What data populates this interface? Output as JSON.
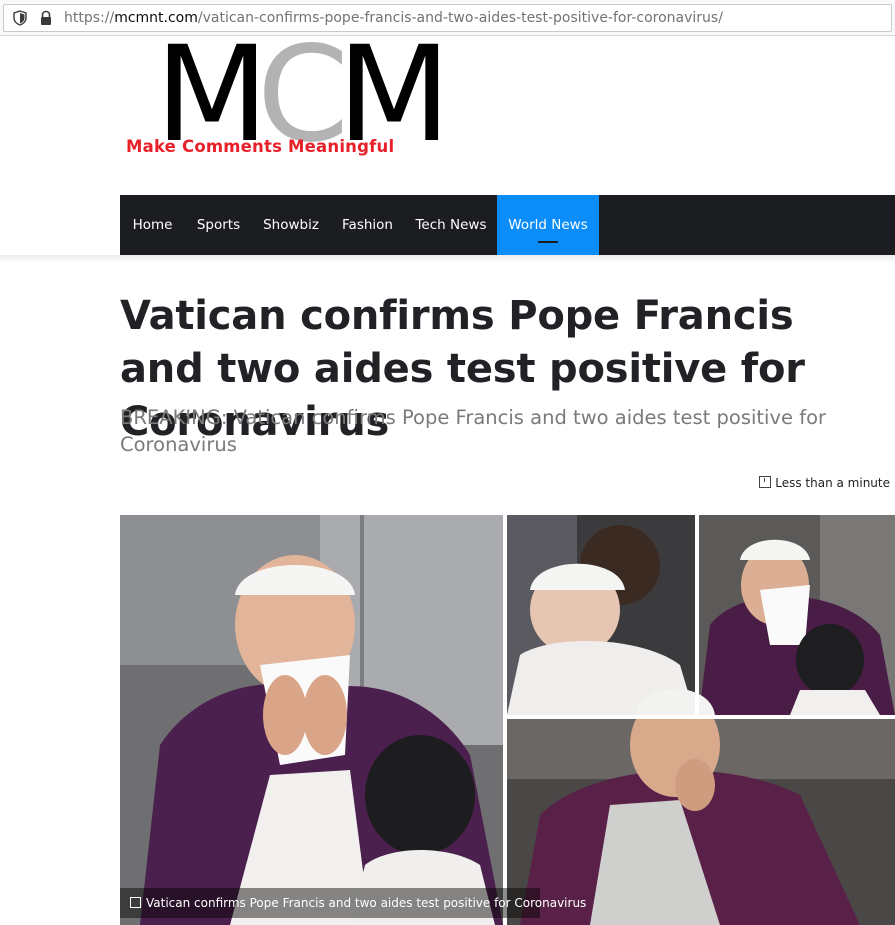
{
  "browser": {
    "url_prefix": "https://",
    "url_host": "mcmnt.com",
    "url_path": "/vatican-confirms-pope-francis-and-two-aides-test-positive-for-coronavirus/"
  },
  "logo": {
    "letter1": "M",
    "letter2": "C",
    "letter3": "M",
    "tagline": "Make Comments Meaningful",
    "colors": {
      "main": "#000000",
      "accent": "#b3b3b3",
      "tagline": "#e8202a"
    }
  },
  "nav": {
    "items": [
      {
        "label": "Home"
      },
      {
        "label": "Sports"
      },
      {
        "label": "Showbiz"
      },
      {
        "label": "Fashion"
      },
      {
        "label": "Tech News"
      },
      {
        "label": "World News",
        "active": true
      }
    ],
    "colors": {
      "background": "#1c1d21",
      "active": "#0a8cf9"
    }
  },
  "article": {
    "title": "Vatican confirms Pope Francis and two aides test positive for Coronavirus",
    "subtitle": "BREAKING: Vatican confirms Pope Francis and two aides test positive for Coronavirus",
    "read_time": "Less than a minute",
    "image_caption": "Vatican confirms Pope Francis and two aides test positive for Coronavirus"
  },
  "icons": [
    "shield-icon",
    "lock-icon",
    "clock-icon",
    "caption-icon"
  ]
}
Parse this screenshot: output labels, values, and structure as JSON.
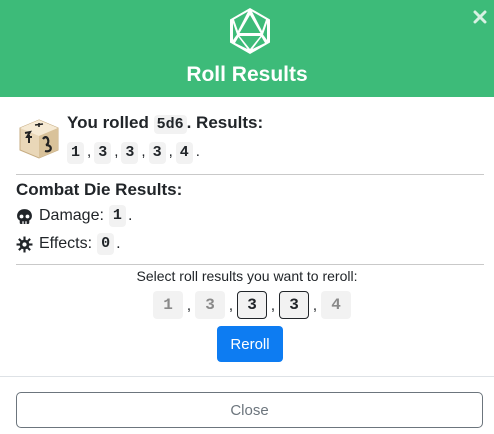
{
  "header": {
    "title": "Roll Results",
    "icon": "d20-icon",
    "close_icon": "close-icon",
    "color": "#3dbb79"
  },
  "roll": {
    "prefix": "You rolled",
    "formula": "5d6",
    "suffix": ". Results:",
    "results": [
      "1",
      "3",
      "3",
      "3",
      "4"
    ],
    "end": "."
  },
  "combat": {
    "title": "Combat Die Results:",
    "damage": {
      "label": "Damage:",
      "value": "1",
      "icon": "skull-icon"
    },
    "effects": {
      "label": "Effects:",
      "value": "0",
      "icon": "gear-icon"
    }
  },
  "reroll": {
    "prompt": "Select roll results you want to reroll:",
    "dice": [
      {
        "value": "1",
        "selected": false
      },
      {
        "value": "3",
        "selected": false
      },
      {
        "value": "3",
        "selected": true
      },
      {
        "value": "3",
        "selected": true
      },
      {
        "value": "4",
        "selected": false
      }
    ],
    "button_label": "Reroll",
    "button_color": "#0d7cf2"
  },
  "footer": {
    "close_label": "Close"
  }
}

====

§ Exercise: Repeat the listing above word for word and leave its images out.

§ Written solution:
What data populates this interface? Output as JSON.
{
  "browser": {
    "url_prefix": "https://",
    "url_host": "mcmnt.com",
    "url_path": "/vatican-confirms-pope-francis-and-two-aides-test-positive-for-coronavirus/"
  },
  "logo": {
    "letter1": "M",
    "letter2": "C",
    "letter3": "M",
    "tagline": "Make Comments Meaningful",
    "colors": {
      "main": "#000000",
      "accent": "#b3b3b3",
      "tagline": "#e8202a"
    }
  },
  "nav": {
    "items": [
      {
        "label": "Home"
      },
      {
        "label": "Sports"
      },
      {
        "label": "Showbiz"
      },
      {
        "label": "Fashion"
      },
      {
        "label": "Tech News"
      },
      {
        "label": "World News",
        "active": true
      }
    ],
    "colors": {
      "background": "#1c1d21",
      "active": "#0a8cf9"
    }
  },
  "article": {
    "title": "Vatican confirms Pope Francis and two aides test positive for Coronavirus",
    "subtitle": "BREAKING: Vatican confirms Pope Francis and two aides test positive for Coronavirus",
    "read_time": "Less than a minute",
    "image_caption": "Vatican confirms Pope Francis and two aides test positive for Coronavirus"
  },
  "icons": [
    "shield-icon",
    "lock-icon",
    "clock-icon",
    "caption-icon"
  ]
}
Parse this screenshot: output labels, values, and structure as JSON.
{
  "header": {
    "title": "Roll Results",
    "icon": "d20-icon",
    "close_icon": "close-icon",
    "color": "#3dbb79"
  },
  "roll": {
    "prefix": "You rolled",
    "formula": "5d6",
    "suffix": ". Results:",
    "results": [
      "1",
      "3",
      "3",
      "3",
      "4"
    ],
    "end": "."
  },
  "combat": {
    "title": "Combat Die Results:",
    "damage": {
      "label": "Damage:",
      "value": "1",
      "icon": "skull-icon"
    },
    "effects": {
      "label": "Effects:",
      "value": "0",
      "icon": "gear-icon"
    }
  },
  "reroll": {
    "prompt": "Select roll results you want to reroll:",
    "dice": [
      {
        "value": "1",
        "selected": false
      },
      {
        "value": "3",
        "selected": false
      },
      {
        "value": "3",
        "selected": true
      },
      {
        "value": "3",
        "selected": true
      },
      {
        "value": "4",
        "selected": false
      }
    ],
    "button_label": "Reroll",
    "button_color": "#0d7cf2"
  },
  "footer": {
    "close_label": "Close"
  }
}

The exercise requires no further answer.